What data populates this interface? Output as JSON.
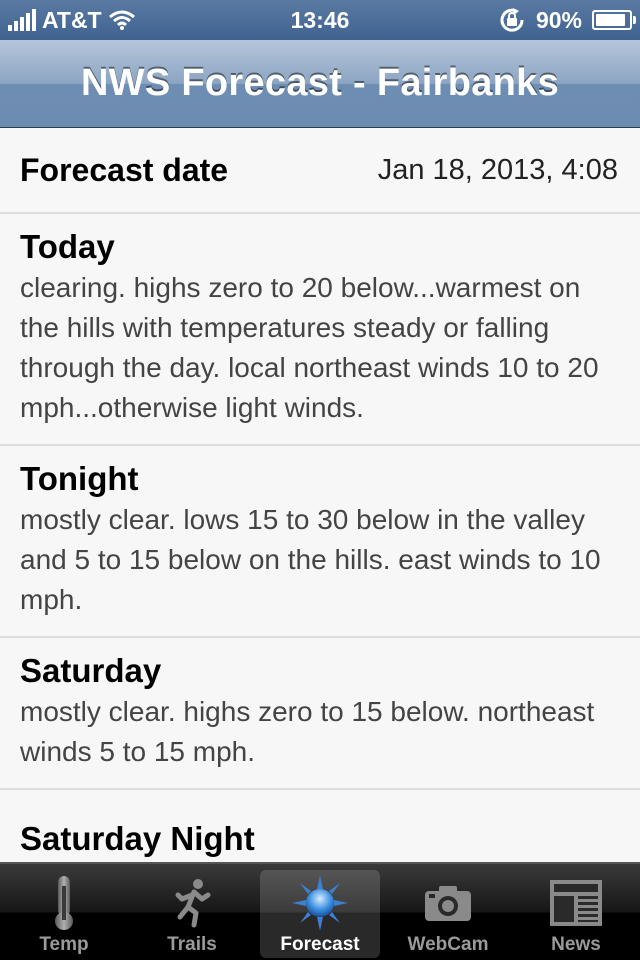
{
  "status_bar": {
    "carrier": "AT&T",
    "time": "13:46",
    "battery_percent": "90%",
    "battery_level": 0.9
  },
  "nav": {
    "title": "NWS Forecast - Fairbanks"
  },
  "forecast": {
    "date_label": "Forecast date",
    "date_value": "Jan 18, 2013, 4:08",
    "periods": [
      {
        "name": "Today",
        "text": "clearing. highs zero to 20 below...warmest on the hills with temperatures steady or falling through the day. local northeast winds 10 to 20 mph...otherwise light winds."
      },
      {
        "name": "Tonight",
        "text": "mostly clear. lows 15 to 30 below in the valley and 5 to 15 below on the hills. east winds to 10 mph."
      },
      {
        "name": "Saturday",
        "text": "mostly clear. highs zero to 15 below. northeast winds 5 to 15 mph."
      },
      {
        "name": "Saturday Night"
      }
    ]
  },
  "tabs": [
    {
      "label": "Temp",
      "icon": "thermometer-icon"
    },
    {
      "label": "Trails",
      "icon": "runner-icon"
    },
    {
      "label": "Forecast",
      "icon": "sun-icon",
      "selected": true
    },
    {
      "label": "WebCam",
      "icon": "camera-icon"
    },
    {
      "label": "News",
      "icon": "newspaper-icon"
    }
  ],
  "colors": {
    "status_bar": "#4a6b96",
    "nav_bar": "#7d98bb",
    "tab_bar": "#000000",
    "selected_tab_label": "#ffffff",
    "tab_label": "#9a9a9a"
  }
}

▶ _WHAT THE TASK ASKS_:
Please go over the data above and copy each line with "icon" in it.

▶ _COMPLETED TASK_:
      "icon": "thermometer-icon"
      "icon": "runner-icon"
      "icon": "sun-icon",
      "icon": "camera-icon"
      "icon": "newspaper-icon"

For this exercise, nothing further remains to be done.